Once over the A23, we were in Pyecombe, which is now a quiet little village sandwiched between the A23 and A283. The Church of the Transfiguration is in the centre of the village; it’s Grade-1 listed, dates back to 1170 and has a tapsel gate. But, for two hot, thirsty geocachers, it also has a kitchen inside, with water, fruit squash, and tea or coffee, all available for a donation; and it has a Church Micro geocache.
( Editor’s note: tapsel gates hinge in the middle, not the side, to make it easier to carry coffins through. They are only found in Sussex, and there are only six altogether. There’s another on the South Downs Way at Botolphs. https://en.wikipedia.org/wiki/Tapsel_gate )
Not far to go now, but it was all up. We crossed the A283, went through the car park of Pyecombe Golf Club, then yomped (or limped) straight up the hill, to retrieve the geocar, parked in the (free) car park next to the Jack and Jill windmills. (Editor’s note: Jill is the white windmill with the sails, Jack is the sail-less black windmill. ) It had been a beautiful summer’s day, with grand views, but my leg was hurting now and I was quite glad to finish.
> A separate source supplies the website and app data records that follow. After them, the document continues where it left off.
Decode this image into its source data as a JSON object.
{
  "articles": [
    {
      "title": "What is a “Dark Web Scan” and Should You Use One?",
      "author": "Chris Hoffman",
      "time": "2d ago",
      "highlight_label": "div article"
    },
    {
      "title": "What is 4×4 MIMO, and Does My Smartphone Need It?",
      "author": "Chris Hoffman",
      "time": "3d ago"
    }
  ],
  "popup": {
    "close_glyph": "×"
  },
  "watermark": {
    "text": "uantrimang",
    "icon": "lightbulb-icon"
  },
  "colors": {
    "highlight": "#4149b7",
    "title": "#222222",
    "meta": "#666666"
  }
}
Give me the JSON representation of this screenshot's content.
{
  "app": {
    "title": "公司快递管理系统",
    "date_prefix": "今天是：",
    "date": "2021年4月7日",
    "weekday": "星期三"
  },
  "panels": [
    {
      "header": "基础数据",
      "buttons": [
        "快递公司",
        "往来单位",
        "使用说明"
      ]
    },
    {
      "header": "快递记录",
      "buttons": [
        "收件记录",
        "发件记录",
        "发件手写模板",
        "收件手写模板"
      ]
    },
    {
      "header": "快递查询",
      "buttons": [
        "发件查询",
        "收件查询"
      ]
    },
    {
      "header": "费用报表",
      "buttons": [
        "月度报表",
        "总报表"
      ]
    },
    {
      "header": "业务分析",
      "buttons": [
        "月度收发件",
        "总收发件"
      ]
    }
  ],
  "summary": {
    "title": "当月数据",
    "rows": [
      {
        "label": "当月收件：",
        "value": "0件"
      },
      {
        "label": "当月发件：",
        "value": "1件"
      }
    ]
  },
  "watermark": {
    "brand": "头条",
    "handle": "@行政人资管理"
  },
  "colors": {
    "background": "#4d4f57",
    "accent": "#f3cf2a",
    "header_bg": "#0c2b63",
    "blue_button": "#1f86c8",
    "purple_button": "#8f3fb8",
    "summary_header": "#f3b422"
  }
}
It was only later, as I went pink from sunburn, that I found out how patchy I had been at applying suncream …